The AICPA has taken the position that accreditation of CPAs in specific areas of practice is an important aspect of repositioning the CPA profession for the future. The AICPA currently offers two designations exclusively to CPAs, one of which is the Personal Financial Specialist (PFS) designation. However, the issue of accrediting CPAs by granting official AICPA designations is a complex and highly debated issue with opposing sides having compelling arguments supporting their positions.
CPAs and other professionals specializing in personal financial planning have opportunities to obtain designations other than the PFS. This paper examines the relative value of these alternative options for financial planners. Specifically, the research was designed to examine the differential effects of alternative financial‐planning accreditations on users' perceptions. These perceptions relate to various professional attributes of a financial planner such as their knowledge and expertise, objectivity, and level of trust and ethics possessed. In addition, these perceptions relate to fees charged and the influence that the designation has on the public's choice of a financial planner.

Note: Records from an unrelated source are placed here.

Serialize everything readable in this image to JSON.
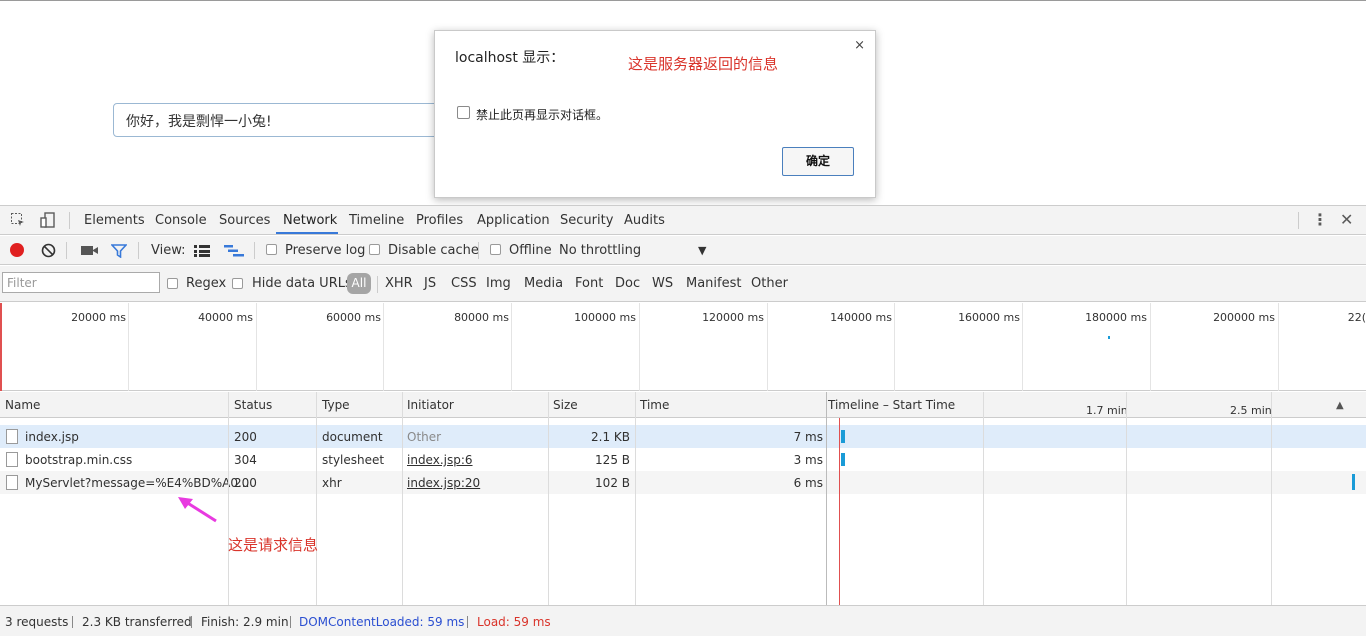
{
  "page": {
    "input_value": "你好，我是剽悍一小兔!"
  },
  "dialog": {
    "title": "localhost 显示：",
    "checkbox_label": "禁止此页再显示对话框。",
    "ok_label": "确定",
    "close_symbol": "×"
  },
  "annotations": {
    "server_response": "这是服务器返回的信息",
    "request_info": "这是请求信息"
  },
  "devtools": {
    "tabs": [
      "Elements",
      "Console",
      "Sources",
      "Network",
      "Timeline",
      "Profiles",
      "Application",
      "Security",
      "Audits"
    ],
    "active_tab": "Network",
    "toolbar": {
      "view_label": "View:",
      "preserve_log": "Preserve log",
      "disable_cache": "Disable cache",
      "offline": "Offline",
      "throttling": "No throttling"
    },
    "filter": {
      "placeholder": "Filter",
      "regex": "Regex",
      "hide_data_urls": "Hide data URLs",
      "types": [
        "All",
        "XHR",
        "JS",
        "CSS",
        "Img",
        "Media",
        "Font",
        "Doc",
        "WS",
        "Manifest",
        "Other"
      ]
    },
    "overview_ticks": [
      "20000 ms",
      "40000 ms",
      "60000 ms",
      "80000 ms",
      "100000 ms",
      "120000 ms",
      "140000 ms",
      "160000 ms",
      "180000 ms",
      "200000 ms",
      "22("
    ],
    "columns": [
      "Name",
      "Status",
      "Type",
      "Initiator",
      "Size",
      "Time",
      "Timeline – Start Time"
    ],
    "timeline_ticks": [
      "1.7 min",
      "2.5 min"
    ],
    "rows": [
      {
        "name": "index.jsp",
        "status": "200",
        "type": "document",
        "initiator": "Other",
        "size": "2.1 KB",
        "time": "7 ms"
      },
      {
        "name": "bootstrap.min.css",
        "status": "304",
        "type": "stylesheet",
        "initiator": "index.jsp:6",
        "size": "125 B",
        "time": "3 ms"
      },
      {
        "name": "MyServlet?message=%E4%BD%A0...",
        "status": "200",
        "type": "xhr",
        "initiator": "index.jsp:20",
        "size": "102 B",
        "time": "6 ms"
      }
    ],
    "status_bar": {
      "requests": "3 requests",
      "transferred": "2.3 KB transferred",
      "finish": "Finish: 2.9 min",
      "dom_content_loaded": "DOMContentLoaded: 59 ms",
      "load": "Load: 59 ms"
    },
    "colors": {
      "accent": "#3879d9",
      "record": "#e02020",
      "dcl": "#2b4fd1",
      "load": "#d9342b",
      "waterfall": "#1a9bd7"
    }
  }
}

Our results indicate that the CPA designation used in conjunction with the PFS designation is generally perceived to signal a higher level of professional attributes than the other designations examined in the study. In addition, a CPA with a PFS designation has a significantly greater influence on the public's choice of a financial planner than do the other designations. These results suggest that important benefits may accrue to CPAs from holding the PFS specialty accreditation.